Mayor London Breed Announces Business Tax Measure for November Ballot
Measure for November 2020 ballot resulting from working group process would unlock homelessness and childcare revenue caught up in litigation, alleviate financial pressure on small businesses, and generate new revenue for City services
San Francisco, CA — Mayor London N. Breed today announced a proposed ballot measure to update the City’s business taxes, ensure critical funding for City services, and relieve pressure on small businesses. Mayor Breed’s proposal will reform the City’s gross receipts tax system, and unlock revenue generated by two previous tax measures to fund homelessness and childcare that are currently caught up in litigation.
Last year, Mayor Breed along with Board President Norman Yee, asked the City Controller to convene a public process to create a more efficient tax system while also ensuring that the system is fair and equitable, including for small businesses. The effort also aimed to generate additional revenue to address homelessness and the cost of housing, support youth and families, improve behavioral health, and enhance the City’s public transportation system. The Mayor’s proposed measure builds upon discussions that began in that working group process, which was interrupted by the COVID-19 public health emergency.
General agreement has been reached on a number of proposals regarding unlocking funding trapped in litigation and alleviating pressure on small businesses. However, there are outstanding conversations to be had on the raising of new taxes.

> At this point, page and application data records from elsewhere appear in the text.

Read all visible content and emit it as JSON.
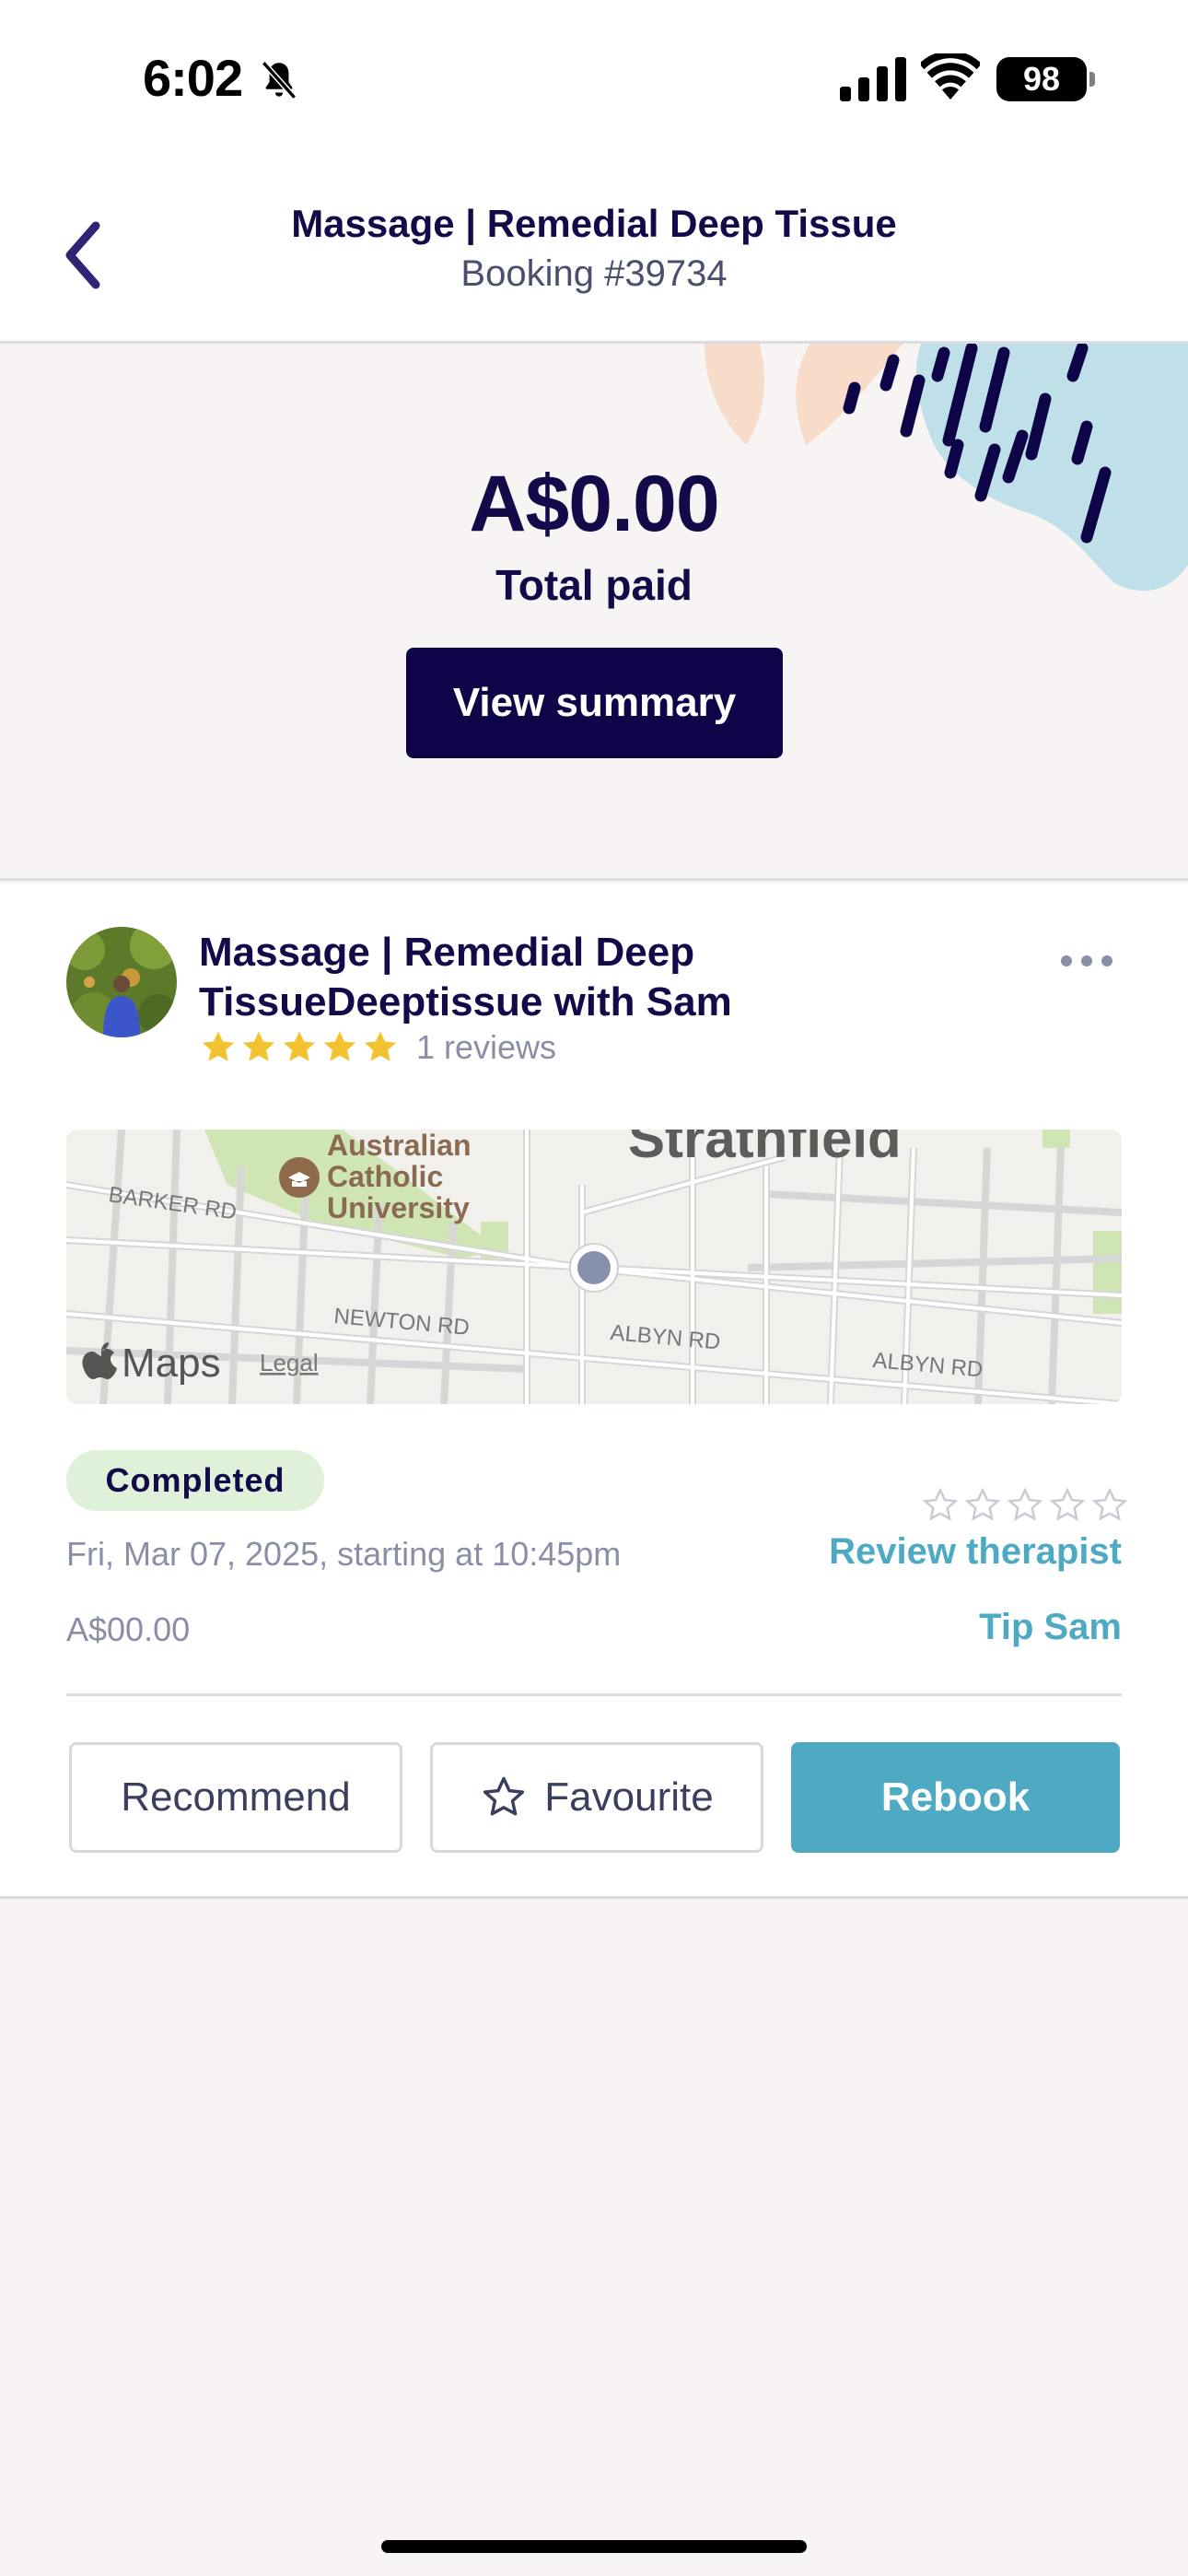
{
  "status_bar": {
    "time": "6:02",
    "battery": "98"
  },
  "header": {
    "title": "Massage | Remedial Deep Tissue",
    "subtitle": "Booking #39734"
  },
  "summary": {
    "amount": "A$0.00",
    "amount_label": "Total paid",
    "view_summary_label": "View summary"
  },
  "booking": {
    "title": "Massage  |  Remedial Deep TissueDeeptissue with Sam",
    "rating": 5,
    "reviews_text": "1 reviews",
    "status": "Completed",
    "date_text": "Fri, Mar 07, 2025, starting at 10:45pm",
    "price_text": "A$00.00",
    "review_link": "Review therapist",
    "tip_link": "Tip Sam"
  },
  "map": {
    "labels": {
      "suburb": "Strathfield",
      "poi_line1": "Australian",
      "poi_line2": "Catholic",
      "poi_line3": "University",
      "barker": "BARKER RD",
      "newton": "NEWTON RD",
      "albyn1": "ALBYN RD",
      "albyn2": "ALBYN RD",
      "maps_brand": "Maps",
      "legal": "Legal"
    }
  },
  "actions": {
    "recommend": "Recommend",
    "favourite": "Favourite",
    "rebook": "Rebook"
  },
  "colors": {
    "navy": "#130a4a",
    "teal": "#4eaac3",
    "pill_bg": "#dff1d9",
    "star": "#f2c230"
  }
}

“Our goal is to have a measure on the November ballot that reforms our business taxes, generates funding for badly needed City services, and relieves pressure on our small businesses,” said Mayor Breed. “The work that started in our working group and the Controller’s Office will make sure our business taxes will address the challenges of our current tax system, including the pressures on small businesses and other industries like retail, restaurants, and neighborhood businesses, which are really struggling. In a world where we are living with COVID-19 and its impact on our budget, we have to be creative and collaborative to do what’s best for San Francisco. I look forward to continuing our work with the Board of Supervisors, the business community, and all those who are focused on meeting the challenges our City is facing.”

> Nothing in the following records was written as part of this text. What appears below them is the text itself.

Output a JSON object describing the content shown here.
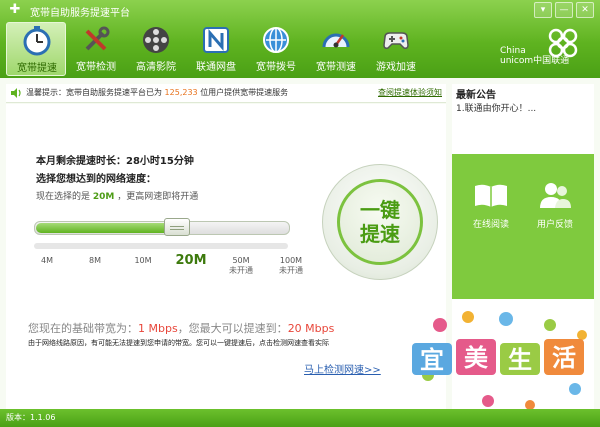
{
  "app": {
    "title": "宽带自助服务提速平台"
  },
  "window": {
    "minimize": "▾",
    "restore": "—",
    "close": "✕"
  },
  "nav": [
    {
      "label": "宽带提速",
      "icon": "stopwatch-icon",
      "active": true
    },
    {
      "label": "宽带检测",
      "icon": "tools-icon",
      "active": false
    },
    {
      "label": "高清影院",
      "icon": "film-reel-icon",
      "active": false
    },
    {
      "label": "联通网盘",
      "icon": "netdisk-n-icon",
      "active": false
    },
    {
      "label": "宽带拨号",
      "icon": "globe-dial-icon",
      "active": false
    },
    {
      "label": "宽带测速",
      "icon": "speedometer-icon",
      "active": false
    },
    {
      "label": "游戏加速",
      "icon": "gamepad-icon",
      "active": false
    }
  ],
  "brand": {
    "en_line1": "China",
    "en_line2": "unicom中国联通"
  },
  "notice": {
    "prefix": "温馨提示：宽带自助服务提速平台已为",
    "count": "125,233",
    "suffix": "位用户提供宽带提速服务",
    "link": "查阅提速体验须知"
  },
  "main": {
    "remaining": "本月剩余提速时长：28小时15分钟",
    "target_label": "选择您想达到的网络速度：",
    "selection_prefix": "现在选择的是",
    "selection_value": "20M",
    "selection_suffix": "，更高网速即将开通",
    "slider_fraction": 0.56,
    "ticks": [
      {
        "label": "4M",
        "sub": "",
        "current": false
      },
      {
        "label": "8M",
        "sub": "",
        "current": false
      },
      {
        "label": "10M",
        "sub": "",
        "current": false
      },
      {
        "label": "20M",
        "sub": "",
        "current": true
      },
      {
        "label": "50M",
        "sub": "未开通",
        "current": false
      },
      {
        "label": "100M",
        "sub": "未开通",
        "current": false
      }
    ],
    "boost_button": "一键提速",
    "basic_prefix": "您现在的基础带宽为：",
    "basic_value": "1 Mbps",
    "basic_mid": "，您最大可以提速到：",
    "max_value": "20 Mbps",
    "note": "由于网络线路原因，有可能无法提速到您申请的带宽。您可以一键提速后，点击检测网速查看实际",
    "detect_link": "马上检测网速>>"
  },
  "side": {
    "title": "最新公告",
    "announcement": "1.联通由你开心！...",
    "read_online": "在线阅读",
    "feedback": "用户反馈"
  },
  "decoration": {
    "text": "宜美生活"
  },
  "status": {
    "version": "版本：1.1.06"
  },
  "colors": {
    "brand_green": "#5fb320",
    "accent_orange": "#e8731e",
    "speed_red": "#e8463a"
  }
}
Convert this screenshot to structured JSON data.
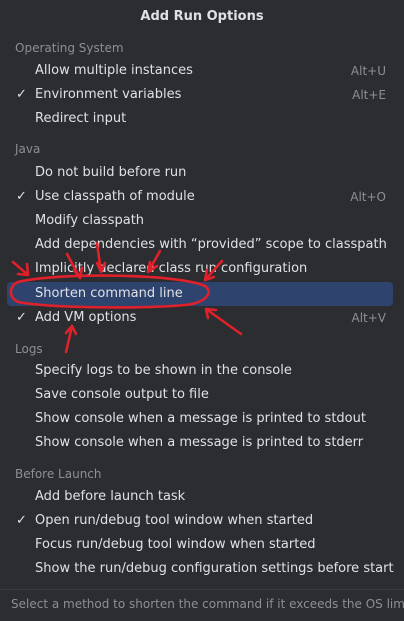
{
  "title": "Add Run Options",
  "sections": {
    "os": "Operating System",
    "java": "Java",
    "logs": "Logs",
    "before_launch": "Before Launch"
  },
  "items": [
    {
      "label": "Allow multiple instances",
      "shortcut": "Alt+U",
      "checked": false
    },
    {
      "label": "Environment variables",
      "shortcut": "Alt+E",
      "checked": true
    },
    {
      "label": "Redirect input",
      "shortcut": "",
      "checked": false
    },
    {
      "label": "Do not build before run",
      "shortcut": "",
      "checked": false
    },
    {
      "label": "Use classpath of module",
      "shortcut": "Alt+O",
      "checked": true
    },
    {
      "label": "Modify classpath",
      "shortcut": "",
      "checked": false
    },
    {
      "label": "Add dependencies with “provided” scope to classpath",
      "shortcut": "",
      "checked": false
    },
    {
      "label": "Implicitly declared class run configuration",
      "shortcut": "",
      "checked": false
    },
    {
      "label": "Shorten command line",
      "shortcut": "",
      "checked": false,
      "selected": true
    },
    {
      "label": "Add VM options",
      "shortcut": "Alt+V",
      "checked": true
    },
    {
      "label": "Specify logs to be shown in the console",
      "shortcut": "",
      "checked": false
    },
    {
      "label": "Save console output to file",
      "shortcut": "",
      "checked": false
    },
    {
      "label": "Show console when a message is printed to stdout",
      "shortcut": "",
      "checked": false
    },
    {
      "label": "Show console when a message is printed to stderr",
      "shortcut": "",
      "checked": false
    },
    {
      "label": "Add before launch task",
      "shortcut": "",
      "checked": false
    },
    {
      "label": "Open run/debug tool window when started",
      "shortcut": "",
      "checked": true
    },
    {
      "label": "Focus run/debug tool window when started",
      "shortcut": "",
      "checked": false
    },
    {
      "label": "Show the run/debug configuration settings before start",
      "shortcut": "",
      "checked": false
    }
  ],
  "check_glyph": "✓",
  "footer_hint": "Select a method to shorten the command if it exceeds the OS limit",
  "colors": {
    "background": "#2b2d30",
    "selection": "#2e436e",
    "annotation": "#e0202a"
  }
}
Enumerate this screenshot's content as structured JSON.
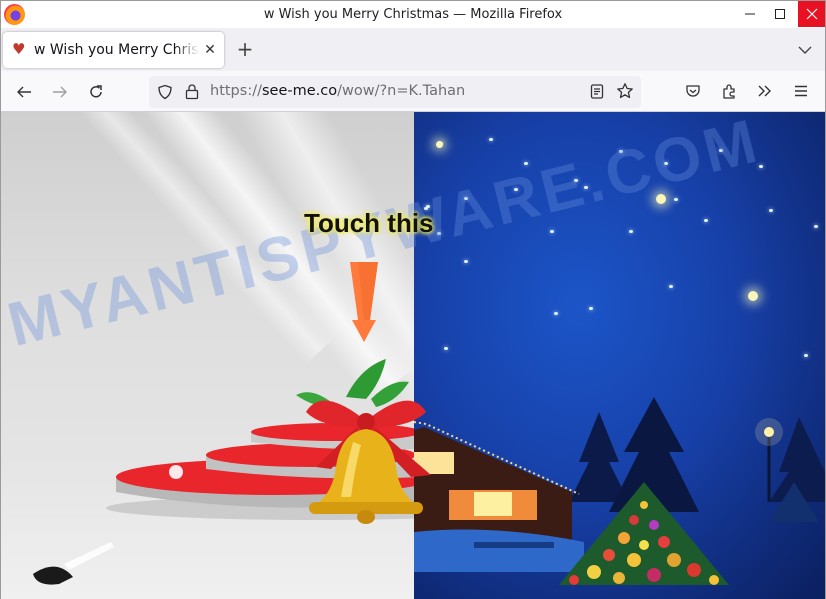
{
  "window": {
    "title": "w Wish you Merry Christmas — Mozilla Firefox",
    "controls": {
      "minimize": "—",
      "maximize": "☐",
      "close": "✕"
    },
    "close_color": "#e81123"
  },
  "tabs": [
    {
      "label": "w Wish you Merry Christmas",
      "favicon": "heart-icon",
      "active": true
    }
  ],
  "tabstrip": {
    "new_tab": "+"
  },
  "navbar": {
    "url_prefix": "https://",
    "url_host": "see-me.co",
    "url_path": "/wow/?n=K.Tahan",
    "icons": [
      "back-arrow-icon",
      "forward-arrow-icon",
      "reload-icon",
      "shield-icon",
      "lock-icon",
      "reader-view-icon",
      "bookmark-star-icon",
      "pocket-icon",
      "extensions-icon",
      "overflow-chevrons-icon",
      "hamburger-menu-icon"
    ]
  },
  "page": {
    "call_to_action": "Touch this",
    "watermark": "MYANTISPYWARE.COM",
    "colors": {
      "arrow": "#ff7a3c",
      "stage_red": "#e8262b",
      "bell_gold": "#e8b21a",
      "sky_blue": "#1a4bbf",
      "cta_glow": "#f6f05a"
    }
  }
}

Mayor Breed’s recognition of the need for more work on this effort is reflected in the fact that she has introduced two measures – one proposal that will go directly to the November 2020 ballot, and one that has been introduced at the Board of Supervisors to allow for additional collaboration and finalization. The proposal being signed directly onto the ballot will include reforms to the Gross Receipts Tax, including the plan to unlock funding for both homelessness and childcare collected through Proposition C that is currently in litigation, and the relief for small businesses. The measure signed onto the ballot contains no significant tax increases other than those necessary to unlock the Proposition C taxes. The measure being introduced at the Board of Supervisors will include those elements as well as raising new taxes, so that conversation can continue. The measure introduced at the Board also rebalances business taxes so certain industries like retail are less impacted. The goal is for there to be a single measure on the November 2020 ballot.
If passed by voters in November, the proposal would add approximately $300 million to the General Fund for the upcoming two-year budget spanning Fiscal Years 2020-21 and 2021-22, and $76 million on an ongoing basis.

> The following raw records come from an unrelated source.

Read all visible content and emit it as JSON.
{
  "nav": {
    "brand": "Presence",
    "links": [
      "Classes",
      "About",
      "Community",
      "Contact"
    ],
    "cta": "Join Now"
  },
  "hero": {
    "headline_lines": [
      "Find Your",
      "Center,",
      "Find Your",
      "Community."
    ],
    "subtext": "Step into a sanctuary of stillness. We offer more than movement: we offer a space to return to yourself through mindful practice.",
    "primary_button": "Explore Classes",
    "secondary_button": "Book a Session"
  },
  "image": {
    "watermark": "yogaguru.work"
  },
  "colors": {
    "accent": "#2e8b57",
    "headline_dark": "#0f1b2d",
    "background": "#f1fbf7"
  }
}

Unlock Homelessness and Childcare Funding
The Business Tax Reform measure would unlock approximately $300 million in funds that businesses have already paid for the Homelessness Gross Receipts Tax (November 2018 Prop C) and the Commercial Rents Tax for Childcare (June 2018 Prop C). Additionally, the measure would allow this funding to be collected and distributed on ongoing basis while litigation continues. It would do this by creating two “backstop” taxes that would provide sufficient additional general fund revenues for the City to refund businesses as necessary and provide some ongoing revenue in the event that the City loses pending litigation about the tax measures. The backstop taxes would be general taxes that would mirror the rates and exemptions from the Proposition C taxes for a period of 15 years.
Eliminate Payroll Tax
Mayor Breed’s proposal would immediately repeal the Payroll Tax and replace it with an increase of Gross Receipts Tax rates for most sectors. This change will simplify the tax system for businesses in San Francisco and promote job creation since the Payroll Tax generally disincentivizes hiring.
Small Business Relief
The measure includes several policies to alleviate financial pressure on small businesses and businesses that are struggling financially to operate in San Francisco. The measure would also expand the exemption for small businesses to include businesses with $1.5 million or less in gross receipts. Lastly, the measure will reduce business registration fees for business that have $1 million or less in gross receipts.
Measure Introduced at Board of Supervisors
The measure that Mayor Breed introduced at the Board of Supervisors is identical to the ballot measure described above, but also includes a proposed tax increase that would go into effect as the economy improves and provide tax relief for cost-sensitive industries. Over the coming weeks, Mayor Breed will work with the Board of Supervisors and the business community to finalize the tax increase component of the proposal.